**What this task involves:** Search the material for lines containing the word "DEVICE", and copy each one.

**Exercise data:**
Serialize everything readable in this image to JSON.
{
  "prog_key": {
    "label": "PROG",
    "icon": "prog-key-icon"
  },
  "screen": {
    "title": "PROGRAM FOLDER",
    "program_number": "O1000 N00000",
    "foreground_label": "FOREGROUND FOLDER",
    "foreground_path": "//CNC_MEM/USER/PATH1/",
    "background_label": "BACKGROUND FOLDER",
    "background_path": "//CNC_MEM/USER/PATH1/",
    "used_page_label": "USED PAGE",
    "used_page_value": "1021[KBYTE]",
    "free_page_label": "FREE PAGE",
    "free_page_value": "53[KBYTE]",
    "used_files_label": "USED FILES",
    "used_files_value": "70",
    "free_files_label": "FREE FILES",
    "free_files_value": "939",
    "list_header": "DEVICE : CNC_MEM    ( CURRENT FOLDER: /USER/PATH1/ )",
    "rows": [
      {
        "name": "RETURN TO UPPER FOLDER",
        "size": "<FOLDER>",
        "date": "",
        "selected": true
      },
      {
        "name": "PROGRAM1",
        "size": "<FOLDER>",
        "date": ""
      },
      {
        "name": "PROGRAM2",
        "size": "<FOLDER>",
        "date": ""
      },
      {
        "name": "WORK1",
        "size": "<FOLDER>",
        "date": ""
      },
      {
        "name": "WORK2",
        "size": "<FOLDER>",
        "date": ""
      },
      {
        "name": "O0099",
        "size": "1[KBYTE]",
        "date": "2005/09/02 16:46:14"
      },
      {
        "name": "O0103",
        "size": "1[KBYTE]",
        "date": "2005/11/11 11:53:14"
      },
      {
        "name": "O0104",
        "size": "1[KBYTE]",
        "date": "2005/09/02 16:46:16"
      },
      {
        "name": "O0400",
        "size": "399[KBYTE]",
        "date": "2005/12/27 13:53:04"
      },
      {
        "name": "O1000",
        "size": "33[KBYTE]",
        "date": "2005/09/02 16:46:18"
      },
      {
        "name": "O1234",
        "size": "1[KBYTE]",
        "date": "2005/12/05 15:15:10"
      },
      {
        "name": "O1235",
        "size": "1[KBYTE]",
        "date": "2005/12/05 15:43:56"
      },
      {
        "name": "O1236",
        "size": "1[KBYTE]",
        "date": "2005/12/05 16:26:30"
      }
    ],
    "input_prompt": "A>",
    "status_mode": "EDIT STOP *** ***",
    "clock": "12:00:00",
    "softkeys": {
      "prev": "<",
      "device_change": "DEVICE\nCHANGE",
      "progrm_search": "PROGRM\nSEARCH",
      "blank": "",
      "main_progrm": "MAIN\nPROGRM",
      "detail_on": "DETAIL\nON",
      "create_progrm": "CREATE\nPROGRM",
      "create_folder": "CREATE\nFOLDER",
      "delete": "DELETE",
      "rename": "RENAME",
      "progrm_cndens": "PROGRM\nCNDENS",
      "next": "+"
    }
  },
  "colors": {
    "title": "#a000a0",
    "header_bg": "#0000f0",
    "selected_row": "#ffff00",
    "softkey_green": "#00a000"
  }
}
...
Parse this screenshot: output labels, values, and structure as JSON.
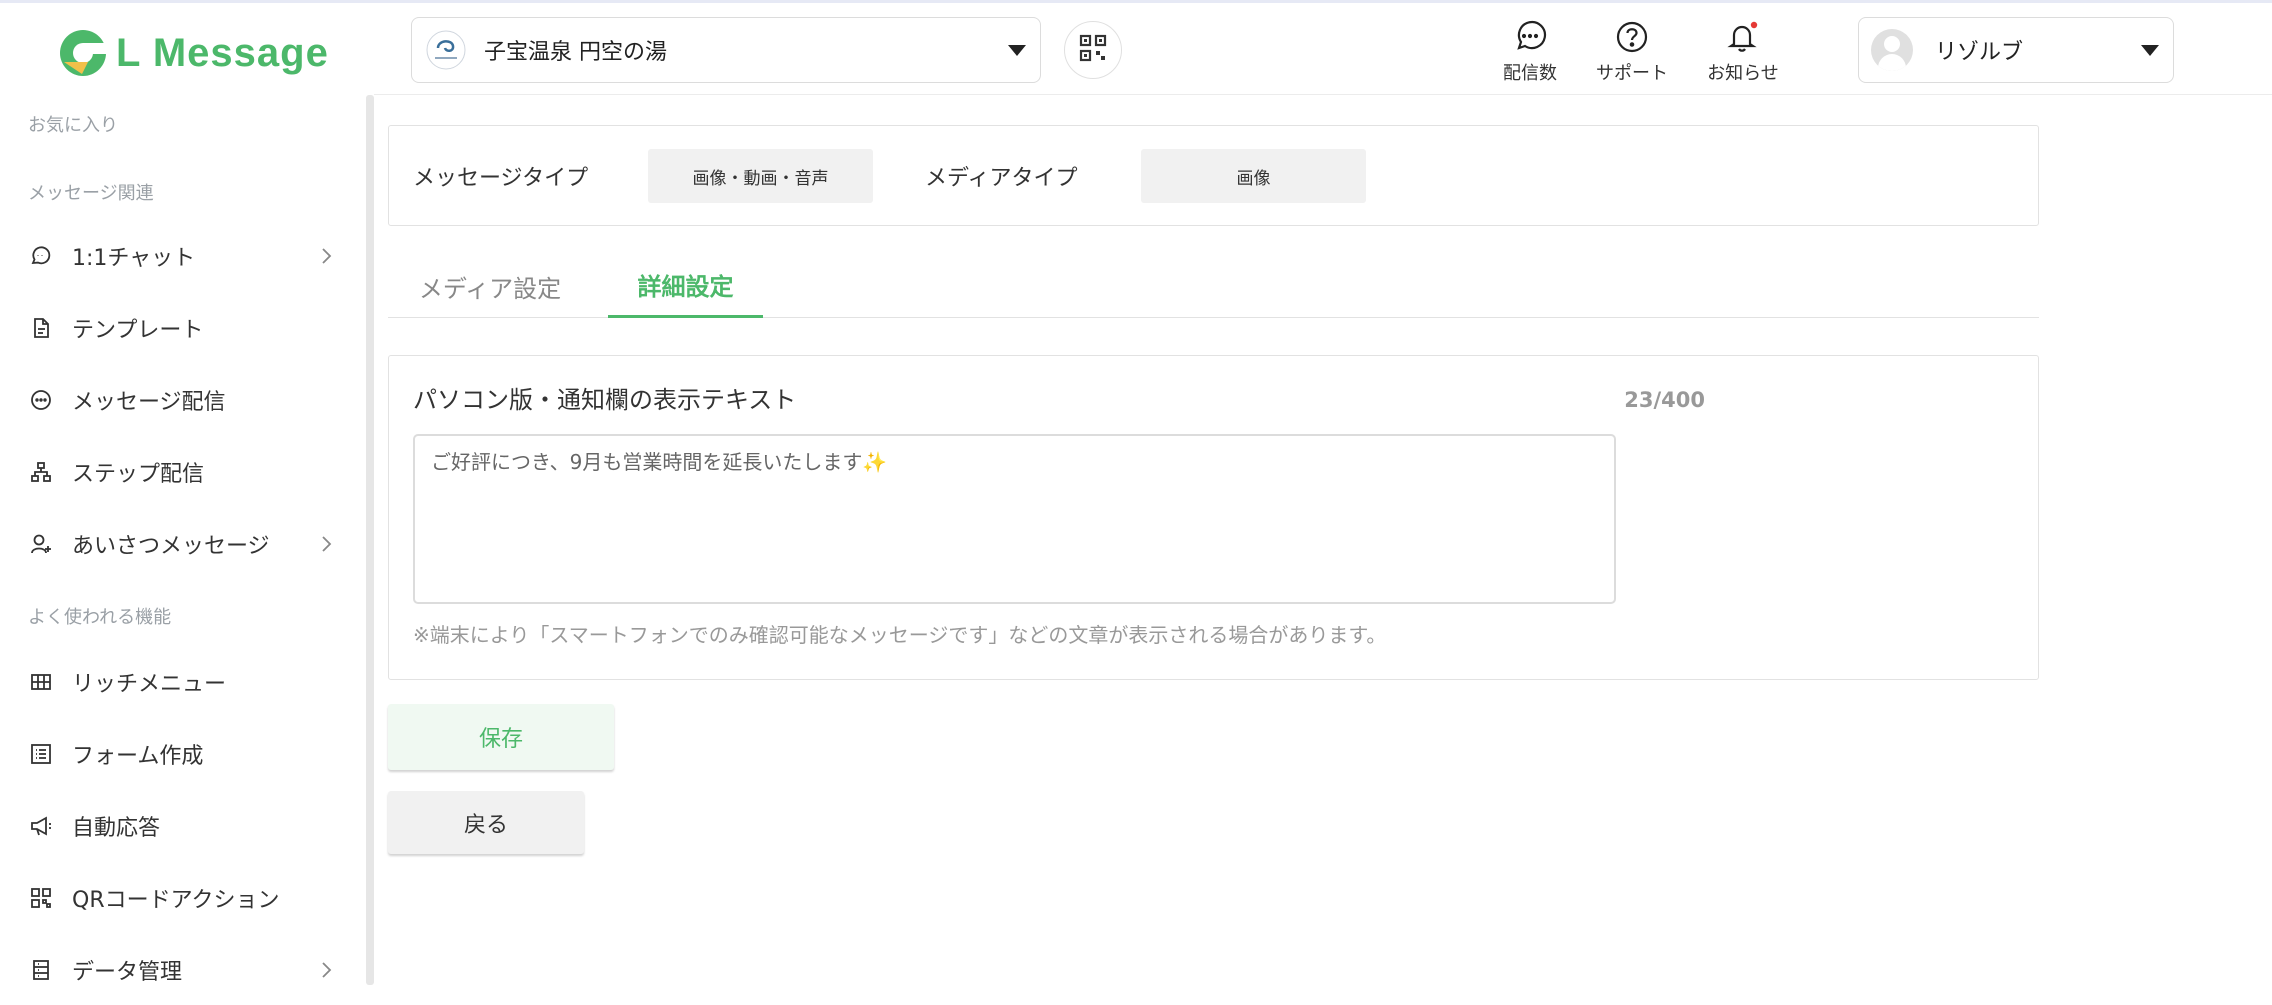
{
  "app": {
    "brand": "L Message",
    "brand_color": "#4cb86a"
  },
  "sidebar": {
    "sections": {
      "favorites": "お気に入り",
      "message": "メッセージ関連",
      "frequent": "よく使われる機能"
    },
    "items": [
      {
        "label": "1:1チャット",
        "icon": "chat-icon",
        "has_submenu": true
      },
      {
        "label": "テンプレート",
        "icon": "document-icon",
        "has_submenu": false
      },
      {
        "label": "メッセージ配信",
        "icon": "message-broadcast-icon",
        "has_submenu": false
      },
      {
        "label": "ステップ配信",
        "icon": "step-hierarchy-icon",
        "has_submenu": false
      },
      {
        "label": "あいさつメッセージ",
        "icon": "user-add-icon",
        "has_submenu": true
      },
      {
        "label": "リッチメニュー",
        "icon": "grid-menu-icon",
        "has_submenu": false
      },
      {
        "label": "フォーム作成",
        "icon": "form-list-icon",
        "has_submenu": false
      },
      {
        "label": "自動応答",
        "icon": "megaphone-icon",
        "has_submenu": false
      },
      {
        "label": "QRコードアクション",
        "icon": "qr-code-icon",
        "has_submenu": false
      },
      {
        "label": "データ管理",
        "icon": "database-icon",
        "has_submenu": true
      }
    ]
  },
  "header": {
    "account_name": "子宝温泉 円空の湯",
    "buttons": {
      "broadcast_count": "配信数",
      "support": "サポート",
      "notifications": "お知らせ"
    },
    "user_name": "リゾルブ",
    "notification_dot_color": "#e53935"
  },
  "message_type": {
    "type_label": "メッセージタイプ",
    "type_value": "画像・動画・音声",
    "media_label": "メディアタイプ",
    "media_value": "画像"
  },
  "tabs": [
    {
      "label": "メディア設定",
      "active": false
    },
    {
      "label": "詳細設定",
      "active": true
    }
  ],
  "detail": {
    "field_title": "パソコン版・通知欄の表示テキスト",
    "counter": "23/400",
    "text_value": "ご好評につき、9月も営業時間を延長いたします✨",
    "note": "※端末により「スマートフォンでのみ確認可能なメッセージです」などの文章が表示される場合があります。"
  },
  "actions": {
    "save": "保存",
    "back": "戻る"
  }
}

**Exercise solution:**
    "list_header": "DEVICE : CNC_MEM    ( CURRENT FOLDER: /USER/PATH1/ )",
      "device_change": "DEVICE\nCHANGE",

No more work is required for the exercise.